Sunday, October 24, 2010

A Fond Farewell

Anbolyn is now hosting her own blog. Please visit her at A World in Themselves.

Saturday, October 23, 2010

Man's Search for Meaning by Viktor Frankl

This was my book club book for October, but I've taken a while to post about it because I'm having a hard time writing about it. I've heard for many years how wonderful this book is and so I was anticipating an amazing read. Though I admired it and thought it was mentally stimulating, I was a tad let down. It's written by Viktor Frankl, an Austrian psychiatrist and neurologist who was incarcerated in four different concentration camps during World War II. The first half of the book gives an account of his experiences and observation of life in a camp and how this experience effects human behavior. The second half of the book talks about his theories of psychology and how we can apply them to our lives. I feel almost blasphemous saying this, but I thought the book, especially the second half, was boring! I did glean some wheat from the chaff, but overall I didn't really enjoy reading this.

Monday, October 18, 2010

Booker Monday 10/18/10

I'm about half-way through Heat and Dust. It is a very easy, enjoyable, yet complex read. 

Here are some quotes from the author, Ruth Prawer Jhabvala:

"[India] is not a place that one can pick up and put down again as if nothing had happened. In a way it's not so much a country as an experience, and whether it turns out to be a good or bad one depends, I suppose, on oneself." 

"It was very easy to be a writer," Jhabvala says of her life as a housewife. "I'd think what to eat for the day, then tell the cook. I didn't like interruptions, but it didn't bother me having children around.
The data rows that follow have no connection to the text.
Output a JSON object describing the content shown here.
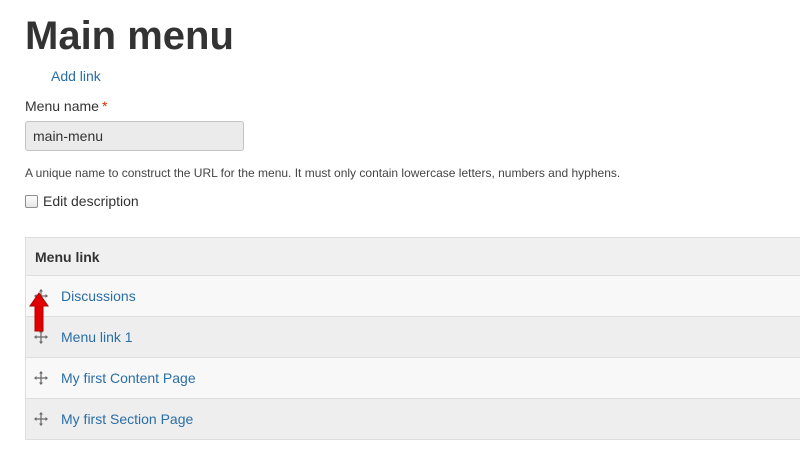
{
  "page": {
    "title": "Main menu"
  },
  "actions": {
    "add_link_label": "Add link"
  },
  "menu_name_field": {
    "label": "Menu name",
    "required_mark": "*",
    "value": "main-menu",
    "description": "A unique name to construct the URL for the menu. It must only contain lowercase letters, numbers and hyphens."
  },
  "edit_description": {
    "label": "Edit description",
    "checked": false
  },
  "menu_table": {
    "header": "Menu link",
    "rows": [
      {
        "label": "Discussions",
        "icon": "drag-handle-icon"
      },
      {
        "label": "Menu link 1",
        "icon": "drag-handle-icon"
      },
      {
        "label": "My first Content Page",
        "icon": "drag-handle-icon"
      },
      {
        "label": "My first Section Page",
        "icon": "drag-handle-icon"
      }
    ]
  },
  "colors": {
    "link": "#2a6ea6",
    "required": "#e32700",
    "annotation_arrow": "#e00000"
  }
}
It makes it easier when nothing's expected of you; you're just doing your 'hobby'." 

Sunday, October 17, 2010

My Kindle

I've had my Kindle for almost three weeks now and I'm very pleased with it. I like reading on it - the screen is glare-free and clear and I am glad to be able to adjust the font as I am growing blind and need a larger font these days. It is so amazing to have 30 books on one slim little device that fits in your purse with ease. I have downloaded quite a few classics that I've always wanted to read - they are free if published pre-1923 - and have gotten pretty far along in Middlemarch. I see myself finishing it before the end of the year! The brilliance, for me, of reading thick classics on the Kindle is that you have no sense of how much text you have left to read. The Kindle does give page numbers and a percentage of how far along you are, but I am able to block that out and just enjoy the story. Therefore, I don't feel daunted with the length of the book and give up out of frustration as I tend to do with print novels. It took me a few months to decide to buy the Kindle and I am glad I purchased it. It is an ingenious little machine that might put me out of a job one day, but we can't stop progress can we?
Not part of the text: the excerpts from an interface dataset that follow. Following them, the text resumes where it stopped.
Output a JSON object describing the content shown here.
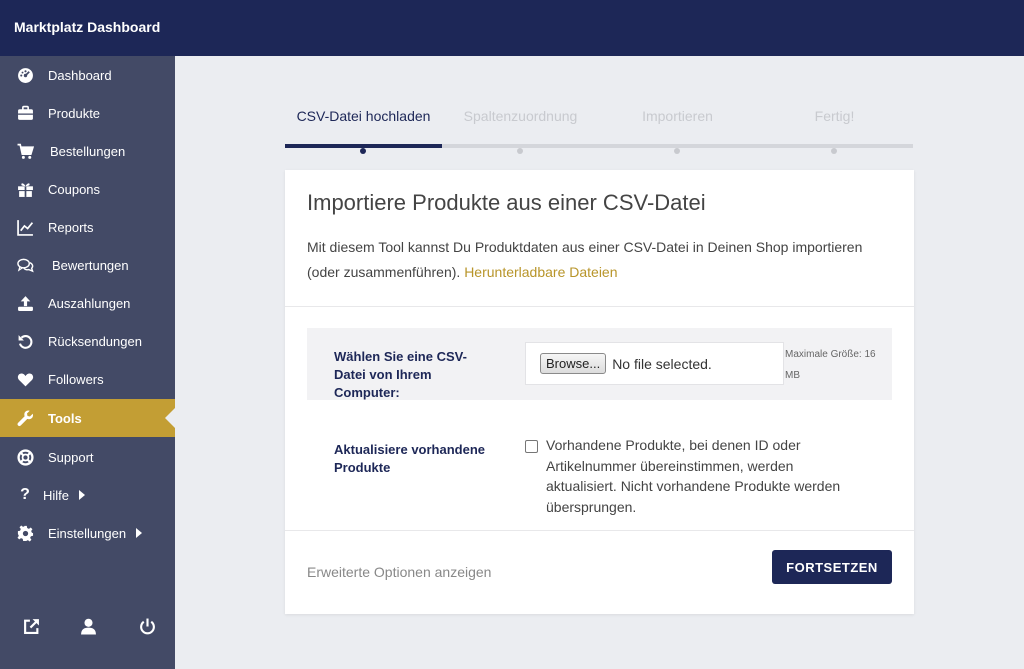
{
  "app": {
    "title": "Marktplatz Dashboard"
  },
  "sidebar": {
    "items": [
      {
        "label": "Dashboard",
        "icon": "dashboard-icon"
      },
      {
        "label": "Produkte",
        "icon": "briefcase-icon"
      },
      {
        "label": "Bestellungen",
        "icon": "cart-icon"
      },
      {
        "label": "Coupons",
        "icon": "gift-icon"
      },
      {
        "label": "Reports",
        "icon": "chart-line-icon"
      },
      {
        "label": "Bewertungen",
        "icon": "comments-icon"
      },
      {
        "label": "Auszahlungen",
        "icon": "upload-icon"
      },
      {
        "label": "Rücksendungen",
        "icon": "undo-icon"
      },
      {
        "label": "Followers",
        "icon": "heart-icon"
      },
      {
        "label": "Tools",
        "icon": "wrench-icon",
        "active": true
      },
      {
        "label": "Support",
        "icon": "lifebuoy-icon"
      },
      {
        "label": "Hilfe",
        "icon": "question-icon"
      },
      {
        "label": "Einstellungen",
        "icon": "gear-icon"
      }
    ],
    "bottom_icons": [
      "external-link-icon",
      "user-icon",
      "power-icon"
    ]
  },
  "steps": [
    {
      "label": "CSV-Datei hochladen",
      "active": true
    },
    {
      "label": "Spaltenzuordnung",
      "active": false
    },
    {
      "label": "Importieren",
      "active": false
    },
    {
      "label": "Fertig!",
      "active": false
    }
  ],
  "card": {
    "title": "Importiere Produkte aus einer CSV-Datei",
    "description": "Mit diesem Tool kannst Du Produktdaten aus einer CSV-Datei in Deinen Shop importieren (oder zusammenführen).",
    "link_text": "Herunterladbare Dateien",
    "upload_label": "Wählen Sie eine CSV-Datei von Ihrem Computer:",
    "browse_label": "Browse...",
    "file_status": "No file selected.",
    "max_size": "Maximale Größe: 16 MB",
    "update_label": "Aktualisiere vorhandene Produkte",
    "update_text": "Vorhandene Produkte, bei denen ID oder Artikelnummer übereinstimmen, werden aktualisiert. Nicht vorhandene Produkte werden übersprungen.",
    "update_checked": false,
    "advanced_label": "Erweiterte Optionen anzeigen",
    "continue_label": "FORTSETZEN"
  },
  "colors": {
    "header": "#1d2757",
    "sidebar": "#434a66",
    "accent": "#c39e34",
    "link": "#b8952a"
  }
}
Wednesday, October 13, 2010

The Night Fairy by Laura Amy Schlitz

At work we've embarked on a little project to read 8-10 books that are candidates for the Caldecott, Newbery and Printz prizes, which are awarded by the American Library Association in January. The Night Fairy is one of the books that is on our Newbery list.
This is a charming and simple tale of a night fairy named Flory who is forced to become a day fairy when her wings are damaged. She encounters animals and birds she normally wouldn't meet, such as squirrels and hummingbirds, and embarks on several dangerous adventures that test her fortitude and lead her to adapt her lifestyle to her new situation. She is a sassy little creature and though not fearless, she stands up for herself despite her trepidation. I really liked that the author worked facts about animals and the natural world into the story and I also enjoyed the flowing, yet simple, language and the direct dialogue. Though I'm not sure it will win the Newbery award, it will probably win over the hearts of many young girls who are enchanted with fairies.

Other reviews:

Monday, October 11, 2010

Booker Monday

I had to start a different Booker book this week as The Siege of Krishnapur had a hold on it at the library(can you imagine?) and we only have one copy in the system. I had to relinquish it. So, I started Heat and Dust by Ruth Prawer Jhabvala. This novel won the Booker Prize in 1975, and like The Siege of Krishnapur, is set in India. By the way, the Man Booker Prize for 2010 will be awarded tomorrow.

Monday, October 4, 2010

Booker Monday

I'm still reading The Siege of Krishnapur. I'm about partway through and the sepoys have attacked the English. There's lots of descriptions of how to fire a cannon and men getting their heads blown off with muskets. It is beautifully written and subtly humorous.